http://www.zimagez.com/zimage/screenshot-031212-021000.php

**Edited by luca-deltodesco, 02 December 2012 - 08:10 PM.**

Posted 03 December 2012 - 05:57 PM

Nice one, your algorithm is better than mine ;)

"Most people think, great God will come from the sky, take away everything, and make everybody feel high" - Bob Marley

Posted 03 December 2012 - 07:58 PM

Sorry for the late response, busy weekend.

I thought about that while in bed but wasn't sure what the best way of doing that would be but I think I can work with what you've given me and have it working tonight.

The data is coming to me triangulated and is for multiple purposes, "identifying the exterior lines" for my purposes would be a better way of putting what I wanted to do moreso than "removing these interior lines".

a) Identify a point on the exterior of the line set.

b) Walk around the exterior of the line set till you get back to start.

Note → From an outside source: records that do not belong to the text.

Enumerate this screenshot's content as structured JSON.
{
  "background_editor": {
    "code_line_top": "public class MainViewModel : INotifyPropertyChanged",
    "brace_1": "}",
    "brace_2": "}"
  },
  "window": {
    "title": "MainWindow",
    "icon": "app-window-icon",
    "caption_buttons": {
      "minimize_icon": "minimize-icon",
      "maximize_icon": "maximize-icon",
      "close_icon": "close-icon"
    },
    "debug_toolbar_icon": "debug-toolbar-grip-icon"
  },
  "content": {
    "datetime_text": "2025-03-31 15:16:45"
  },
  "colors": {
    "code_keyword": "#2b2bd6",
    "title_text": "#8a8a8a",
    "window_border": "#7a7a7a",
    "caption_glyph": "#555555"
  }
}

This identifies all the lines required to define the exterior; and then ones that you can remove are all those not belonging to the exterior.

I thought about that while in bed but wasn't sure what the best way of doing that would be but I think I can work with what you've given me and have it working tonight.

Correct, I should have mentioned this.Yeah, I am assuming he has a triangulation of the lines rather than arbitrary polygons, or just a list of lines.

The data is coming to me triangulated and is for multiple purposes, "identifying the exterior lines" for my purposes would be a better way of putting what I wanted to do moreso than "removing these interior lines".

**Edited by Ghost Clock, 03 December 2012 - 07:59 PM.**

Posted 03 December 2012 - 09:07 PM

Well in that case (Having a triangulation) then you can just use paradigm's solution of removing all lines that are shared between 2 triangles. My solution is for the general case of having a set of points and lines that are connected (Or can be used on disconnected components also with some extension).